There is a huge variety of rules available for the period of the ACW afloat so why on earth would anyone want to draft their own? This is a fair question and for me the answer is fairly straightforward. I am very much a ‘skim reader’ in that whilst I tend to devour written material voraciously I am often guilty of missing out points of detail. These missing points tend to be assimilated over time as I repeatedly revisit a given book, ruleset, magazine or whatever. From the gaming perspective - where specific rules are in play - it means that I work far more effectively with rules that are not only simpler but that have the ‘feel factor’ built in. Two examples I can think of represent either end of the complexity factor - one set is very simple and fast playing whilst the other is a lot more detailed. For me the ACW afloat can be fast playing but give the smaller number of ships typically involved it does require a degree of detail to better capture the ‘feel factor’. My rules hopefully fall between the two types mentioned - they are fast playing but they have a degree of detail sufficient commensurate with the speed of execution. Another important factor for me is that by constructing a rule set I know what am trying to represent from the ground up (or should that be the waterline up?). It all comes down to what I wanted to achieve by writing a rule set for the period which is something like this:
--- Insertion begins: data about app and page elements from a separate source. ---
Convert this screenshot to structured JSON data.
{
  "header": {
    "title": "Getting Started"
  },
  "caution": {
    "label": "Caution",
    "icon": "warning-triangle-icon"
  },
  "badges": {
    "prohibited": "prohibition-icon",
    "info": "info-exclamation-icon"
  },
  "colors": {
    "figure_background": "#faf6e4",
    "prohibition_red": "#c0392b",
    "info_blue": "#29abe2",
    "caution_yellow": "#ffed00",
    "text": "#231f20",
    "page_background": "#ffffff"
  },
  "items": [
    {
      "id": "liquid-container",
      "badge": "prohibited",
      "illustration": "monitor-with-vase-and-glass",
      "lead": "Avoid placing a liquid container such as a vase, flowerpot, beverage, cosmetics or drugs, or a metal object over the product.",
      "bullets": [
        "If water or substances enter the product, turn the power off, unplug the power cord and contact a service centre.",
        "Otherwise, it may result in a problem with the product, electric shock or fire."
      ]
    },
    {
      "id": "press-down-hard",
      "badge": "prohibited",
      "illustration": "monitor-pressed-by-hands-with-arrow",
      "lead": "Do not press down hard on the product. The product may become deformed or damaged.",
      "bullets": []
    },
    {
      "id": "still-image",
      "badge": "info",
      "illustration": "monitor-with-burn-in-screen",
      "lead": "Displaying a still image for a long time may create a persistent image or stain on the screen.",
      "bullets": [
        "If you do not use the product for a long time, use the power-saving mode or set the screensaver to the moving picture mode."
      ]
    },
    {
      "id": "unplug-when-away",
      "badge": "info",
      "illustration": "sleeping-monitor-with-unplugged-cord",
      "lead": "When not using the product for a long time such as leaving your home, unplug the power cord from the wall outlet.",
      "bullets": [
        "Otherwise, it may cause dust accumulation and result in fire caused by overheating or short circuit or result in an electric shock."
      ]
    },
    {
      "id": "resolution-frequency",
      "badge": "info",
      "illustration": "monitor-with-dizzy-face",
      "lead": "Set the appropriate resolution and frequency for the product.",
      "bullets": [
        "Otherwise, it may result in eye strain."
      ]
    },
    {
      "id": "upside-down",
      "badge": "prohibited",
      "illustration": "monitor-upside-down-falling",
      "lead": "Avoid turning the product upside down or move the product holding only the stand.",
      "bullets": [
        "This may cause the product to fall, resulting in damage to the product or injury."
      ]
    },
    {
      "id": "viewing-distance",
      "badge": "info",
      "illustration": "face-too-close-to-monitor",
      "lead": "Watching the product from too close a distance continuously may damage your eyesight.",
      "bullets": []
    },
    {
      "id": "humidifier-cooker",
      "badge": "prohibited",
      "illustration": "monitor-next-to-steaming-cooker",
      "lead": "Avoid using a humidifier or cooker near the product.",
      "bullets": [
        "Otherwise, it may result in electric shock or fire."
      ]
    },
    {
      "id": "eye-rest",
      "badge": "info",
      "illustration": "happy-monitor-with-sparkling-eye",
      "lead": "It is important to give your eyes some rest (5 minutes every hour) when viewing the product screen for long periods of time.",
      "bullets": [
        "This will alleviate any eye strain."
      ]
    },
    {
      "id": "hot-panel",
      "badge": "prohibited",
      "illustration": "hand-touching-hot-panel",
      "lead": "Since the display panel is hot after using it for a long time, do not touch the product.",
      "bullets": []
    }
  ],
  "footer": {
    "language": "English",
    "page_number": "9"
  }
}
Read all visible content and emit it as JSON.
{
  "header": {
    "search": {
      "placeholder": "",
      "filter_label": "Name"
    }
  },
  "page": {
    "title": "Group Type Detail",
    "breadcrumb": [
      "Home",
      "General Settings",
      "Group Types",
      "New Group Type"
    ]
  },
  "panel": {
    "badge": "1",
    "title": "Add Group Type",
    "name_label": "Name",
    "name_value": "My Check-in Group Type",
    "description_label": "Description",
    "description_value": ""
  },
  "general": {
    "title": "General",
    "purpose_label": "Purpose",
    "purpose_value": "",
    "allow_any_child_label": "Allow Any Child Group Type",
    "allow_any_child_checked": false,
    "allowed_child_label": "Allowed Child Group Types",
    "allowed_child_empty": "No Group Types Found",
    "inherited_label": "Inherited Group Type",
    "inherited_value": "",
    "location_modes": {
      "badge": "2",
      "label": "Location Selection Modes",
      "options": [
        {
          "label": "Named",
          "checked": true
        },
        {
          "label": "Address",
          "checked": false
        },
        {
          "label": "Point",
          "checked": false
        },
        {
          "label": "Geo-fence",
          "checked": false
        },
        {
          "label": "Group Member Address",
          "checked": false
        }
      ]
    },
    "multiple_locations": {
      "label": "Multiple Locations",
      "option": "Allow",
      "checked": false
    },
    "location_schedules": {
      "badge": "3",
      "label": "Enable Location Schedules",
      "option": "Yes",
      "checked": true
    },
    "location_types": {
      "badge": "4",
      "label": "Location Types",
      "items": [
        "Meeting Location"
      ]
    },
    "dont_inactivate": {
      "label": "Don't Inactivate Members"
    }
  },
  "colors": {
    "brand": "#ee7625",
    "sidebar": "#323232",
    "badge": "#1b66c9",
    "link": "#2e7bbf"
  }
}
1. Use d6 solely
2. Use hexagons/square to regulate movement and firing
3. Provision of individual ship specification concerning speed, protection and weaponry
4. Provision of specific damage effects - to speed, turning ability, weaponry, structure and protection - rather than overall damage points.
5. Provision of ‘critical hits’
I believe I have captured these points but the proof of the pudding will be in the eating or rather the testing to which....
I have a game in mind that I shall be running later this week (be still my beating heart...) and so I need to activate my purple prose gene to get the creative juices flowing. This will be fun and all I will say at this point is that once again the ‘Great Father of Waters’ will continue to be vexed....